→ STUDY MATERIAL:

+++

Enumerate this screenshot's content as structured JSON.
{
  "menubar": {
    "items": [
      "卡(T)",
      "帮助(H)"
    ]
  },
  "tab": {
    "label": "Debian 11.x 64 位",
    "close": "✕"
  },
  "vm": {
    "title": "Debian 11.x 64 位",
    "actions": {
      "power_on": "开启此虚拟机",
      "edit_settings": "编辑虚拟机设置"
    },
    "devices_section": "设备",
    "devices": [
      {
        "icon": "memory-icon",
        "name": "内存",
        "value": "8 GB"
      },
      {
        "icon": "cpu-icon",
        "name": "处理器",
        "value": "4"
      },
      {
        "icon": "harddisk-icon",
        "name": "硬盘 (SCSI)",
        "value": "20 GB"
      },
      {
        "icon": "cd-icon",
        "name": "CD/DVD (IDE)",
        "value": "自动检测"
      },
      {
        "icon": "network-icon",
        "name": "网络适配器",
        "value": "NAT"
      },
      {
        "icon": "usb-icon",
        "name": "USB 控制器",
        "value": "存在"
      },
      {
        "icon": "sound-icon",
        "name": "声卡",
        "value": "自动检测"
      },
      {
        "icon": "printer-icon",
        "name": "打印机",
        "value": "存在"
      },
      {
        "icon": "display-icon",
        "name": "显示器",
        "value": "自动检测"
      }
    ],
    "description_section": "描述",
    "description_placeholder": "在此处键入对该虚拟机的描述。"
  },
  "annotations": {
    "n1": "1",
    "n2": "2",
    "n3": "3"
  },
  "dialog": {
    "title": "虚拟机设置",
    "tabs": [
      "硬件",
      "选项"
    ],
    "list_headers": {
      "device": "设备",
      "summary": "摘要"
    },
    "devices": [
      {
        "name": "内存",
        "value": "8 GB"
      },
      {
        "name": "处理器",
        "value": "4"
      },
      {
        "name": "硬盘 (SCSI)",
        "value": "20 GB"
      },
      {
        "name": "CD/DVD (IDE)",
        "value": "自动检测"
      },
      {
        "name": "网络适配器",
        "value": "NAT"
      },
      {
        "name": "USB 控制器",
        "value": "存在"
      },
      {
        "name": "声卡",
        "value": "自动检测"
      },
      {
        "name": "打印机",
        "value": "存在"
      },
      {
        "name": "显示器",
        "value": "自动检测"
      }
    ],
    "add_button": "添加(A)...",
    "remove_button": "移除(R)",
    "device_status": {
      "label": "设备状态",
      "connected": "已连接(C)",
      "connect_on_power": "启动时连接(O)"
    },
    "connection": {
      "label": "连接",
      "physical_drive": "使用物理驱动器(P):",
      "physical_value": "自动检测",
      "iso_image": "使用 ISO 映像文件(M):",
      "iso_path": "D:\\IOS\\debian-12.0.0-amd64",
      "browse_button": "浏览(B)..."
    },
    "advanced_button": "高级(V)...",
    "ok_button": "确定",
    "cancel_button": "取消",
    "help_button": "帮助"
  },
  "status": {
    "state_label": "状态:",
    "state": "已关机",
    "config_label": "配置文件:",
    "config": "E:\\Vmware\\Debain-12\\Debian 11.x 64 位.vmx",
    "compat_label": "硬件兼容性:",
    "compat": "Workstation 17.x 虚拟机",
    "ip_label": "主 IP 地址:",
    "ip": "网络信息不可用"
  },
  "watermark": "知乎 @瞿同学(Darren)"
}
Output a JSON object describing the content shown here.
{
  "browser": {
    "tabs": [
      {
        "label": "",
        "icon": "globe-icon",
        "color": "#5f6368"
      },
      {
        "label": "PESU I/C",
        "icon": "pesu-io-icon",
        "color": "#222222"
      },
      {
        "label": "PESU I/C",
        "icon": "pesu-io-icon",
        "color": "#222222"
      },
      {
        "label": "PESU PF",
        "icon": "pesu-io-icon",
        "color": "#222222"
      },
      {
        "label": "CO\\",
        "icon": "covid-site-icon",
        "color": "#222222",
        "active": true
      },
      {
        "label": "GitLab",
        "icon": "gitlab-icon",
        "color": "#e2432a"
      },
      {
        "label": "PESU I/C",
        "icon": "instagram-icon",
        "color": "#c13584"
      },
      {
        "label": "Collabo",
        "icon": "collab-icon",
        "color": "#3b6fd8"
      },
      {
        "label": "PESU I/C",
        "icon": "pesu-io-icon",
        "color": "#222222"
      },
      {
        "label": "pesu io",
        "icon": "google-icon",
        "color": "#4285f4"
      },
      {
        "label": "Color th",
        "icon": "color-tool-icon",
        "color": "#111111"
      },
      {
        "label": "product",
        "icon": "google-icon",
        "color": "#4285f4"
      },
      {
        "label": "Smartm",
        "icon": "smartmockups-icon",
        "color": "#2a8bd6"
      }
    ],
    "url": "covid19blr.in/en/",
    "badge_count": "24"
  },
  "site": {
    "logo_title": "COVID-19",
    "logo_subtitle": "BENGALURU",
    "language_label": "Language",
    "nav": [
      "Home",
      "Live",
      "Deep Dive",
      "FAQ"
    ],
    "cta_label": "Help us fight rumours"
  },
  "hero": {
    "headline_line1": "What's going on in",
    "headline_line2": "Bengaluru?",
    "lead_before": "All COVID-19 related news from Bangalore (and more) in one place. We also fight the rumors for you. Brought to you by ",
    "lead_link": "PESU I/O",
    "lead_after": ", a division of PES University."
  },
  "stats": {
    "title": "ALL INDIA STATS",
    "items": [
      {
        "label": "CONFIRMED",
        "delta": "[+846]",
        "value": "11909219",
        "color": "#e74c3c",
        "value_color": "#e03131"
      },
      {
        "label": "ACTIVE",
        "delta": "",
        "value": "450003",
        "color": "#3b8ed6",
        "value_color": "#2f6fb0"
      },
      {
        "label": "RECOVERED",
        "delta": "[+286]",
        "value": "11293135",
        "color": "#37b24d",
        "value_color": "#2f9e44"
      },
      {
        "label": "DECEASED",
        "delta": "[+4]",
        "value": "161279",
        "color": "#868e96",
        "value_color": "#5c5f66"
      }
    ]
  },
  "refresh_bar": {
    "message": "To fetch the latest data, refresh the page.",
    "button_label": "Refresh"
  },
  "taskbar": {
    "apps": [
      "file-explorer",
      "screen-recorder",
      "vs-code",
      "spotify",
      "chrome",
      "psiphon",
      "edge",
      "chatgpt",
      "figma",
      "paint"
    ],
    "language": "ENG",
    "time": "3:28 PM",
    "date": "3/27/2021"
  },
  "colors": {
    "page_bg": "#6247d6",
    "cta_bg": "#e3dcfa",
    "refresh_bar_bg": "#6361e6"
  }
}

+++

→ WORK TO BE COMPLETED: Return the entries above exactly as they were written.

→ SOLUTION TO THIS PROBLEM:
Enumerate this screenshot's content as structured JSON.
{
  "menubar": {
    "items": [
      "卡(T)",
      "帮助(H)"
    ]
  },
  "tab": {
    "label": "Debian 11.x 64 位",
    "close": "✕"
  },
  "vm": {
    "title": "Debian 11.x 64 位",
    "actions": {
      "power_on": "开启此虚拟机",
      "edit_settings": "编辑虚拟机设置"
    },
    "devices_section": "设备",
    "devices": [
      {
        "icon": "memory-icon",
        "name": "内存",
        "value": "8 GB"
      },
      {
        "icon": "cpu-icon",
        "name": "处理器",
        "value": "4"
      },
      {
        "icon": "harddisk-icon",
        "name": "硬盘 (SCSI)",
        "value": "20 GB"
      },
      {
        "icon": "cd-icon",
        "name": "CD/DVD (IDE)",
        "value": "自动检测"
      },
      {
        "icon": "network-icon",
        "name": "网络适配器",
        "value": "NAT"
      },
      {
        "icon": "usb-icon",
        "name": "USB 控制器",
        "value": "存在"
      },
      {
        "icon": "sound-icon",
        "name": "声卡",
        "value": "自动检测"
      },
      {
        "icon": "printer-icon",
        "name": "打印机",
        "value": "存在"
      },
      {
        "icon": "display-icon",
        "name": "显示器",
        "value": "自动检测"
      }
    ],
    "description_section": "描述",
    "description_placeholder": "在此处键入对该虚拟机的描述。"
  },
  "annotations": {
    "n1": "1",
    "n2": "2",
    "n3": "3"
  },
  "dialog": {
    "title": "虚拟机设置",
    "tabs": [
      "硬件",
      "选项"
    ],
    "list_headers": {
      "device": "设备",
      "summary": "摘要"
    },
    "devices": [
      {
        "name": "内存",
        "value": "8 GB"
      },
      {
        "name": "处理器",
        "value": "4"
      },
      {
        "name": "硬盘 (SCSI)",
        "value": "20 GB"
      },
      {
        "name": "CD/DVD (IDE)",
        "value": "自动检测"
      },
      {
        "name": "网络适配器",
        "value": "NAT"
      },
      {
        "name": "USB 控制器",
        "value": "存在"
      },
      {
        "name": "声卡",
        "value": "自动检测"
      },
      {
        "name": "打印机",
        "value": "存在"
      },
      {
        "name": "显示器",
        "value": "自动检测"
      }
    ],
    "add_button": "添加(A)...",
    "remove_button": "移除(R)",
    "device_status": {
      "label": "设备状态",
      "connected": "已连接(C)",
      "connect_on_power": "启动时连接(O)"
    },
    "connection": {
      "label": "连接",
      "physical_drive": "使用物理驱动器(P):",
      "physical_value": "自动检测",
      "iso_image": "使用 ISO 映像文件(M):",
      "iso_path": "D:\\IOS\\debian-12.0.0-amd64",
      "browse_button": "浏览(B)..."
    },
    "advanced_button": "高级(V)...",
    "ok_button": "确定",
    "cancel_button": "取消",
    "help_button": "帮助"
  },
  "status": {
    "state_label": "状态:",
    "state": "已关机",
    "config_label": "配置文件:",
    "config": "E:\\Vmware\\Debain-12\\Debian 11.x 64 位.vmx",
    "compat_label": "硬件兼容性:",
    "compat": "Workstation 17.x 虚拟机",
    "ip_label": "主 IP 地址:",
    "ip": "网络信息不可用"
  },
  "watermark": "知乎 @瞿同学(Darren)"
}
Output a JSON object describing the content shown here.
{
  "browser": {
    "tabs": [
      {
        "label": "",
        "icon": "globe-icon",
        "color": "#5f6368"
      },
      {
        "label": "PESU I/C",
        "icon": "pesu-io-icon",
        "color": "#222222"
      },
      {
        "label": "PESU I/C",
        "icon": "pesu-io-icon",
        "color": "#222222"
      },
      {
        "label": "PESU PF",
        "icon": "pesu-io-icon",
        "color": "#222222"
      },
      {
        "label": "CO\\",
        "icon": "covid-site-icon",
        "color": "#222222",
        "active": true
      },
      {
        "label": "GitLab",
        "icon": "gitlab-icon",
        "color": "#e2432a"
      },
      {
        "label": "PESU I/C",
        "icon": "instagram-icon",
        "color": "#c13584"
      },
      {
        "label": "Collabo",
        "icon": "collab-icon",
        "color": "#3b6fd8"
      },
      {
        "label": "PESU I/C",
        "icon": "pesu-io-icon",
        "color": "#222222"
      },
      {
        "label": "pesu io",
        "icon": "google-icon",
        "color": "#4285f4"
      },
      {
        "label": "Color th",
        "icon": "color-tool-icon",
        "color": "#111111"
      },
      {
        "label": "product",
        "icon": "google-icon",
        "color": "#4285f4"
      },
      {
        "label": "Smartm",
        "icon": "smartmockups-icon",
        "color": "#2a8bd6"
      }
    ],
    "url": "covid19blr.in/en/",
    "badge_count": "24"
  },
  "site": {
    "logo_title": "COVID-19",
    "logo_subtitle": "BENGALURU",
    "language_label": "Language",
    "nav": [
      "Home",
      "Live",
      "Deep Dive",
      "FAQ"
    ],
    "cta_label": "Help us fight rumours"
  },
  "hero": {
    "headline_line1": "What's going on in",
    "headline_line2": "Bengaluru?",
    "lead_before": "All COVID-19 related news from Bangalore (and more) in one place. We also fight the rumors for you. Brought to you by ",
    "lead_link": "PESU I/O",
    "lead_after": ", a division of PES University."
  },
  "stats": {
    "title": "ALL INDIA STATS",
    "items": [
      {
        "label": "CONFIRMED",
        "delta": "[+846]",
        "value": "11909219",
        "color": "#e74c3c",
        "value_color": "#e03131"
      },
      {
        "label": "ACTIVE",
        "delta": "",
        "value": "450003",
        "color": "#3b8ed6",
        "value_color": "#2f6fb0"
      },
      {
        "label": "RECOVERED",
        "delta": "[+286]",
        "value": "11293135",
        "color": "#37b24d",
        "value_color": "#2f9e44"
      },
      {
        "label": "DECEASED",
        "delta": "[+4]",
        "value": "161279",
        "color": "#868e96",
        "value_color": "#5c5f66"
      }
    ]
  },
  "refresh_bar": {
    "message": "To fetch the latest data, refresh the page.",
    "button_label": "Refresh"
  },
  "taskbar": {
    "apps": [
      "file-explorer",
      "screen-recorder",
      "vs-code",
      "spotify",
      "chrome",
      "psiphon",
      "edge",
      "chatgpt",
      "figma",
      "paint"
    ],
    "language": "ENG",
    "time": "3:28 PM",
    "date": "3/27/2021"
  },
  "colors": {
    "page_bg": "#6247d6",
    "cta_bg": "#e3dcfa",
    "refresh_bar_bg": "#6361e6"
  }
}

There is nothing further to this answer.